Crowdsourcing a legal defence is creative, but raises issues
Jan 18, 2016 By Matthew Friedberg
Using a crowdsourcing website to raise money to help pay for legal fees associated with a criminal defence is an innovative approach to improve access to justice for some people, but it could raise moral questions, says Toronto criminal lawyer Matthew Friedberg. "I think it makes justice more affordable to people; it’s very creative," he tells AdvocateDaily.com. "It makes sense that if someone has a compelling social justice issue they would reach out to the public for help." But, he adds, "There’s no way to police this."
Friedberg weighs in on the issue generally after it became public that a former Ontario premier's senior aide, who is facing criminal charges related to the destruction of government documents, is using such a website to try to raise $100,000 for her legal defence, reports the Canadian Press.

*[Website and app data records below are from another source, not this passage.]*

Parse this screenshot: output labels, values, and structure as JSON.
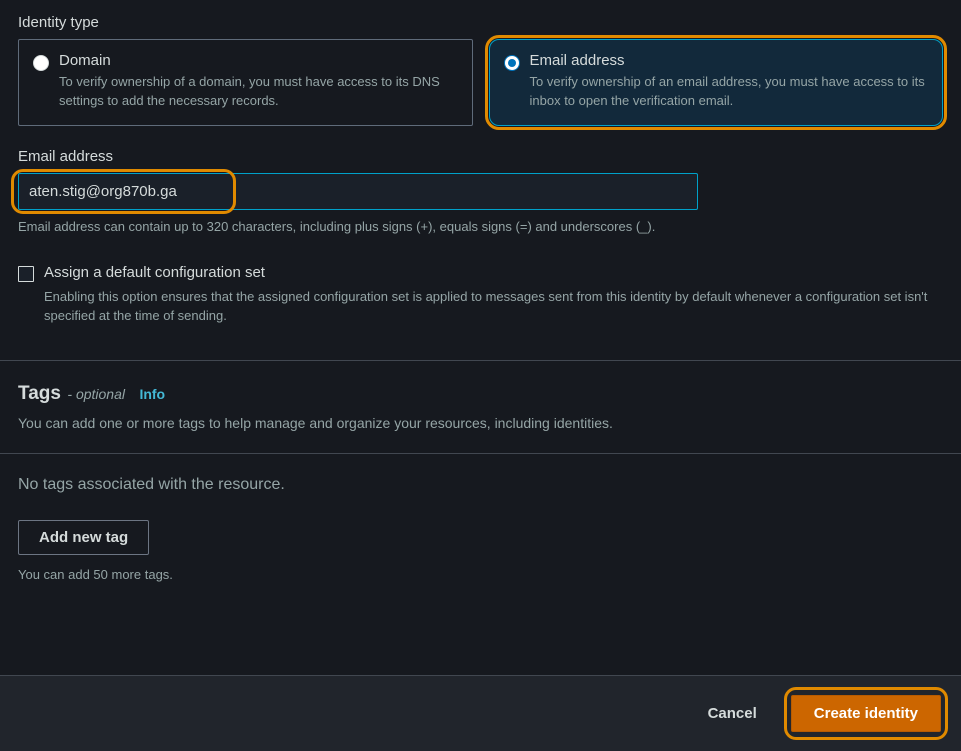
{
  "identityType": {
    "label": "Identity type",
    "options": [
      {
        "title": "Domain",
        "desc": "To verify ownership of a domain, you must have access to its DNS settings to add the necessary records."
      },
      {
        "title": "Email address",
        "desc": "To verify ownership of an email address, you must have access to its inbox to open the verification email."
      }
    ]
  },
  "emailField": {
    "label": "Email address",
    "value": "aten.stig@org870b.ga",
    "helper": "Email address can contain up to 320 characters, including plus signs (+), equals signs (=) and underscores (_)."
  },
  "configSet": {
    "title": "Assign a default configuration set",
    "desc": "Enabling this option ensures that the assigned configuration set is applied to messages sent from this identity by default whenever a configuration set isn't specified at the time of sending."
  },
  "tags": {
    "heading": "Tags",
    "optional": "- optional",
    "info": "Info",
    "sub": "You can add one or more tags to help manage and organize your resources, including identities.",
    "noTags": "No tags associated with the resource.",
    "addBtn": "Add new tag",
    "limit": "You can add 50 more tags."
  },
  "footer": {
    "cancel": "Cancel",
    "create": "Create identity"
  }
}
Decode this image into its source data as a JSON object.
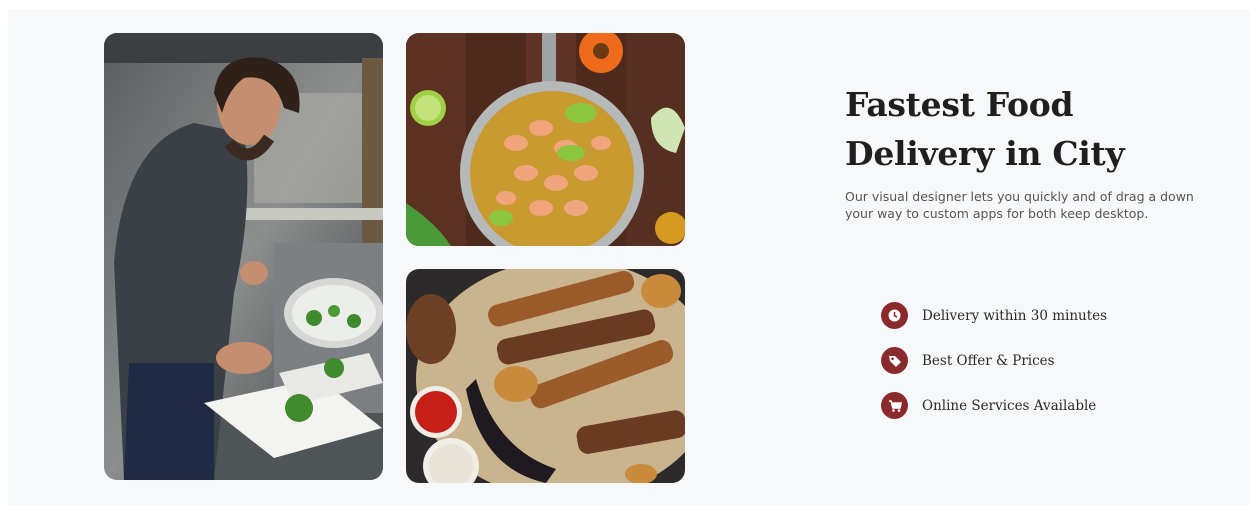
{
  "gallery": {
    "images": [
      {
        "alt": "Chef plating chopped herbs in a restaurant kitchen"
      },
      {
        "alt": "Pan of shrimp curry with lime and herbs"
      },
      {
        "alt": "Grilled kebabs with potatoes and sauces"
      }
    ]
  },
  "hero": {
    "title_line1": "Fastest Food",
    "title_line2": "Delivery in City",
    "description": "Our visual designer lets you quickly and of drag a down your way to custom apps for both keep desktop."
  },
  "features": [
    {
      "label": "Delivery within 30 minutes",
      "icon": "clock-icon"
    },
    {
      "label": "Best Offer & Prices",
      "icon": "tag-icon"
    },
    {
      "label": "Online Services Available",
      "icon": "cart-icon"
    }
  ],
  "colors": {
    "accent": "#8b2a2c",
    "section_bg": "#f7f8fa",
    "heading": "#1f1f1f"
  }
}
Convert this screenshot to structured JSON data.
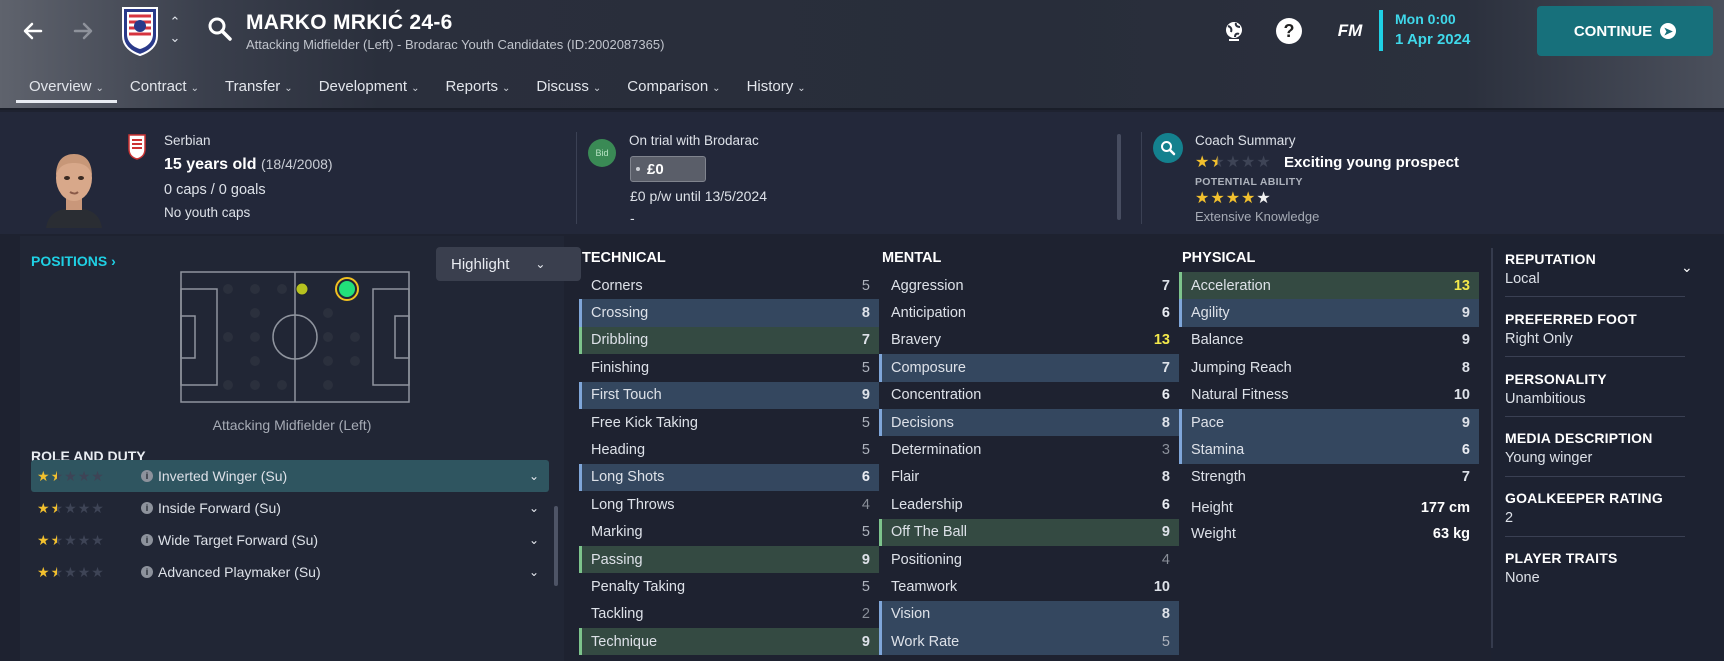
{
  "header": {
    "player_name": "MARKO MRKIĆ 24-6",
    "player_subtitle": "Attacking Midfielder (Left) - Brodarac Youth Candidates (ID:2002087365)",
    "date_day": "Mon 0:00",
    "date_date": "1 Apr 2024",
    "continue_label": "CONTINUE",
    "fm_label": "FM",
    "help_label": "?"
  },
  "tabs": [
    {
      "label": "Overview"
    },
    {
      "label": "Contract"
    },
    {
      "label": "Transfer"
    },
    {
      "label": "Development"
    },
    {
      "label": "Reports"
    },
    {
      "label": "Discuss"
    },
    {
      "label": "Comparison"
    },
    {
      "label": "History"
    }
  ],
  "info": {
    "nationality": "Serbian",
    "age": "15 years old",
    "dob": "(18/4/2008)",
    "caps": "0 caps / 0 goals",
    "youth_caps": "No youth caps",
    "bid_label": "Bid",
    "trial": "On trial with Brodarac",
    "fee": "£0",
    "wage": "£0 p/w until 13/5/2024",
    "dash": "-",
    "coach_title": "Coach Summary",
    "current_ability_text": "Exciting young prospect",
    "current_ability_stars": 1.5,
    "potential_label": "POTENTIAL ABILITY",
    "potential_stars": 4,
    "knowledge": "Extensive Knowledge"
  },
  "positions": {
    "link_label": "POSITIONS",
    "highlight_label": "Highlight",
    "caption": "Attacking Midfielder (Left)",
    "role_title": "ROLE AND DUTY",
    "roles": [
      {
        "name": "Inverted Winger (Su)",
        "stars": 1.5
      },
      {
        "name": "Inside Forward (Su)",
        "stars": 1.5
      },
      {
        "name": "Wide Target Forward (Su)",
        "stars": 1.5
      },
      {
        "name": "Advanced Playmaker (Su)",
        "stars": 1.5
      }
    ]
  },
  "technical": {
    "title": "TECHNICAL",
    "attrs": [
      {
        "name": "Corners",
        "value": "5",
        "hl": ""
      },
      {
        "name": "Crossing",
        "value": "8",
        "hl": "b"
      },
      {
        "name": "Dribbling",
        "value": "7",
        "hl": "g"
      },
      {
        "name": "Finishing",
        "value": "5",
        "hl": ""
      },
      {
        "name": "First Touch",
        "value": "9",
        "hl": "b"
      },
      {
        "name": "Free Kick Taking",
        "value": "5",
        "hl": ""
      },
      {
        "name": "Heading",
        "value": "5",
        "hl": ""
      },
      {
        "name": "Long Shots",
        "value": "6",
        "hl": "b"
      },
      {
        "name": "Long Throws",
        "value": "4",
        "hl": ""
      },
      {
        "name": "Marking",
        "value": "5",
        "hl": ""
      },
      {
        "name": "Passing",
        "value": "9",
        "hl": "g"
      },
      {
        "name": "Penalty Taking",
        "value": "5",
        "hl": ""
      },
      {
        "name": "Tackling",
        "value": "2",
        "hl": ""
      },
      {
        "name": "Technique",
        "value": "9",
        "hl": "g"
      }
    ]
  },
  "mental": {
    "title": "MENTAL",
    "attrs": [
      {
        "name": "Aggression",
        "value": "7",
        "hl": ""
      },
      {
        "name": "Anticipation",
        "value": "6",
        "hl": ""
      },
      {
        "name": "Bravery",
        "value": "13",
        "hl": ""
      },
      {
        "name": "Composure",
        "value": "7",
        "hl": "b"
      },
      {
        "name": "Concentration",
        "value": "6",
        "hl": ""
      },
      {
        "name": "Decisions",
        "value": "8",
        "hl": "b"
      },
      {
        "name": "Determination",
        "value": "3",
        "hl": ""
      },
      {
        "name": "Flair",
        "value": "8",
        "hl": ""
      },
      {
        "name": "Leadership",
        "value": "6",
        "hl": ""
      },
      {
        "name": "Off The Ball",
        "value": "9",
        "hl": "g"
      },
      {
        "name": "Positioning",
        "value": "4",
        "hl": ""
      },
      {
        "name": "Teamwork",
        "value": "10",
        "hl": ""
      },
      {
        "name": "Vision",
        "value": "8",
        "hl": "b"
      },
      {
        "name": "Work Rate",
        "value": "5",
        "hl": "b"
      }
    ]
  },
  "physical": {
    "title": "PHYSICAL",
    "attrs": [
      {
        "name": "Acceleration",
        "value": "13",
        "hl": "g"
      },
      {
        "name": "Agility",
        "value": "9",
        "hl": "b"
      },
      {
        "name": "Balance",
        "value": "9",
        "hl": ""
      },
      {
        "name": "Jumping Reach",
        "value": "8",
        "hl": ""
      },
      {
        "name": "Natural Fitness",
        "value": "10",
        "hl": ""
      },
      {
        "name": "Pace",
        "value": "9",
        "hl": "b"
      },
      {
        "name": "Stamina",
        "value": "6",
        "hl": "b"
      },
      {
        "name": "Strength",
        "value": "7",
        "hl": ""
      }
    ],
    "height_label": "Height",
    "height": "177 cm",
    "weight_label": "Weight",
    "weight": "63 kg"
  },
  "profile": {
    "reputation_label": "REPUTATION",
    "reputation": "Local",
    "foot_label": "PREFERRED FOOT",
    "foot": "Right Only",
    "personality_label": "PERSONALITY",
    "personality": "Unambitious",
    "media_label": "MEDIA DESCRIPTION",
    "media": "Young winger",
    "gk_label": "GOALKEEPER RATING",
    "gk": "2",
    "traits_label": "PLAYER TRAITS",
    "traits": "None"
  },
  "colors": {
    "accent": "#1fd0e4",
    "continue_bg": "#17707b",
    "star": "#f2c02e",
    "highlight_value": "#f2e84a",
    "blue_row": "#34475f",
    "green_row": "#344a42"
  },
  "icons": [
    "back-arrow-icon",
    "forward-arrow-icon",
    "club-badge-icon",
    "search-icon",
    "globe-icon",
    "help-icon",
    "continue-arrow-icon",
    "serbia-flag-icon",
    "magnifier-icon",
    "info-icon",
    "chevron-down-icon"
  ]
}
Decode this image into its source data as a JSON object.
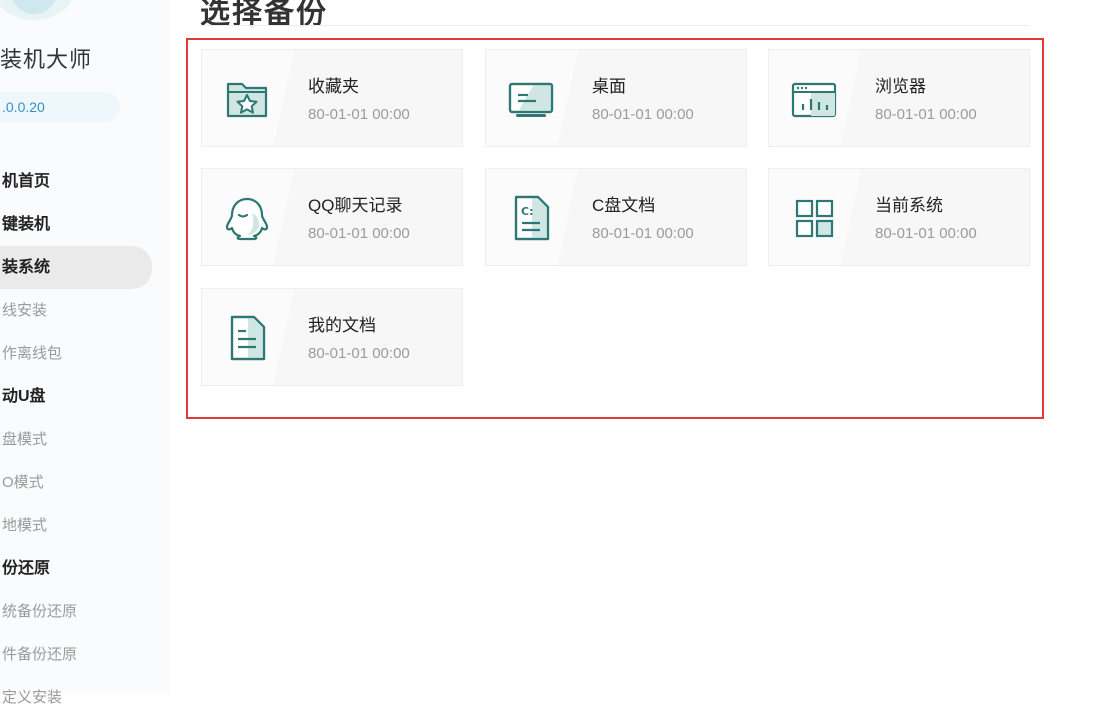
{
  "sidebar": {
    "app_name": "装机大师",
    "version": ".0.0.20",
    "items": [
      {
        "label": "机首页"
      },
      {
        "label": "键装机"
      },
      {
        "label": "装系统"
      },
      {
        "label": "线安装"
      },
      {
        "label": "作离线包"
      },
      {
        "label": "动U盘"
      },
      {
        "label": "盘模式"
      },
      {
        "label": "O模式"
      },
      {
        "label": "地模式"
      },
      {
        "label": "份还原"
      },
      {
        "label": "统备份还原"
      },
      {
        "label": "件备份还原"
      },
      {
        "label": "定义安装"
      }
    ]
  },
  "main": {
    "title": "选择备份",
    "backups": [
      {
        "name": "收藏夹",
        "time": "80-01-01 00:00",
        "icon": "favorites-folder-icon"
      },
      {
        "name": "桌面",
        "time": "80-01-01 00:00",
        "icon": "desktop-icon"
      },
      {
        "name": "浏览器",
        "time": "80-01-01 00:00",
        "icon": "browser-icon"
      },
      {
        "name": "QQ聊天记录",
        "time": "80-01-01 00:00",
        "icon": "qq-icon"
      },
      {
        "name": "C盘文档",
        "time": "80-01-01 00:00",
        "icon": "c-drive-document-icon"
      },
      {
        "name": "当前系统",
        "time": "80-01-01 00:00",
        "icon": "system-grid-icon"
      },
      {
        "name": "我的文档",
        "time": "80-01-01 00:00",
        "icon": "document-icon"
      }
    ]
  },
  "colors": {
    "icon_dark": "#2e7774",
    "icon_fill": "#cfe6e3",
    "highlight": "#e03a3a",
    "active_bg": "#eaeaea"
  }
}
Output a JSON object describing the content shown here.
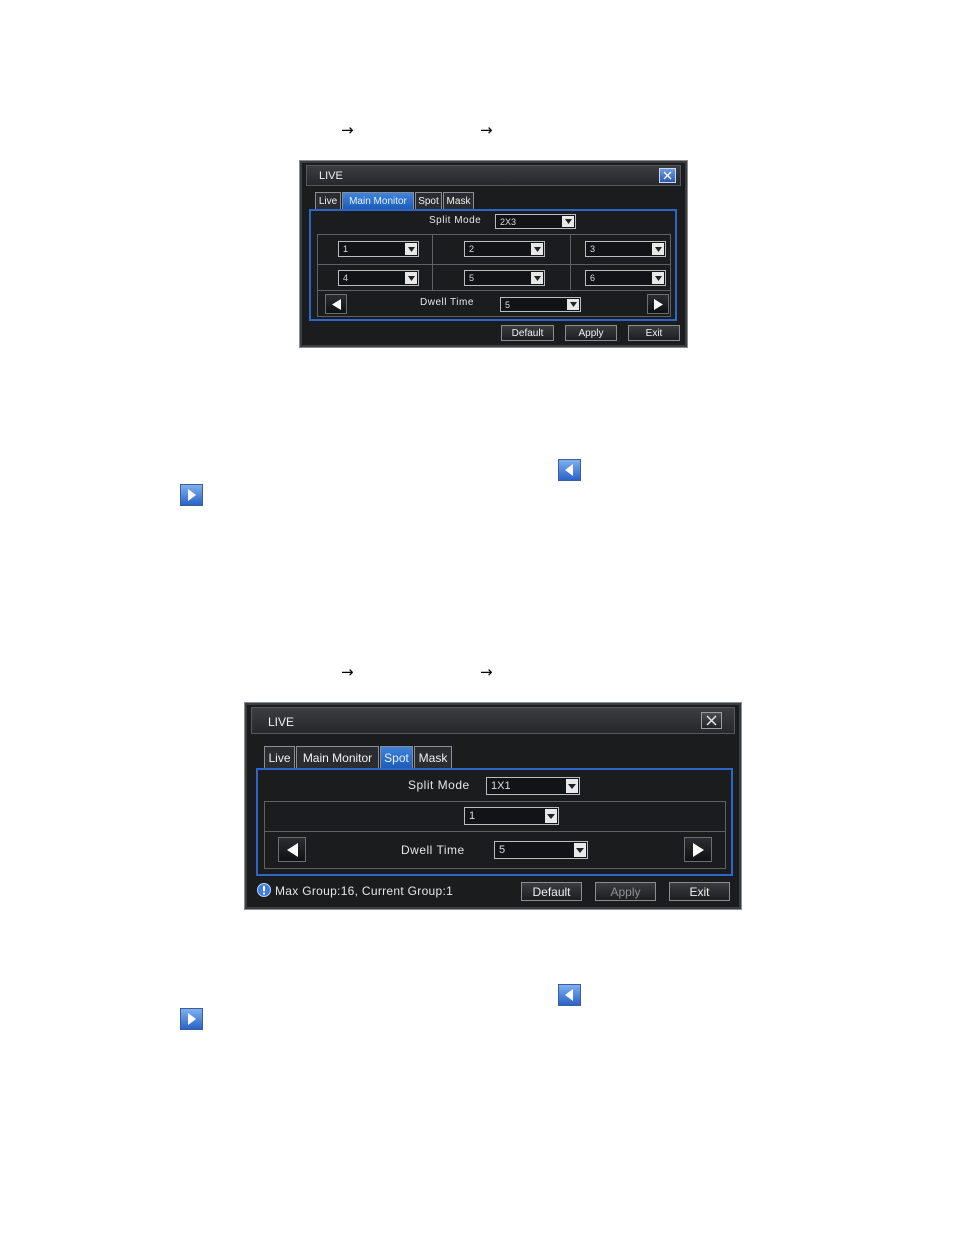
{
  "dialog1": {
    "title": "LIVE",
    "tabs": [
      "Live",
      "Main Monitor",
      "Spot",
      "Mask"
    ],
    "active_tab": "Main Monitor",
    "split_mode_label": "Split Mode",
    "split_mode_value": "2X3",
    "channels": [
      "1",
      "2",
      "3",
      "4",
      "5",
      "6"
    ],
    "dwell_time_label": "Dwell Time",
    "dwell_time_value": "5",
    "buttons": {
      "default": "Default",
      "apply": "Apply",
      "exit": "Exit"
    }
  },
  "dialog2": {
    "title": "LIVE",
    "tabs": [
      "Live",
      "Main Monitor",
      "Spot",
      "Mask"
    ],
    "active_tab": "Spot",
    "split_mode_label": "Split Mode",
    "split_mode_value": "1X1",
    "channel": "1",
    "dwell_time_label": "Dwell Time",
    "dwell_time_value": "5",
    "info": "Max Group:16, Current Group:1",
    "buttons": {
      "default": "Default",
      "apply": "Apply",
      "exit": "Exit"
    }
  },
  "colors": {
    "accent": "#2f65c8",
    "tab_active": "#1d5cb8",
    "dialog_bg": "#1b1c1e",
    "inline_button": "#2e6ed8"
  }
}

Laura Miller, Dalton McGuinty's former deputy chief of staff, has been charged with breach of trust and mischief in connection with the "deletion of emails relating to the Liberals' decision to cancel two gas-fired electrical generating stations prior to the 2011 election," says the wire service. David Livingston, the former chief of staff, has been charged with the same offences, says the report.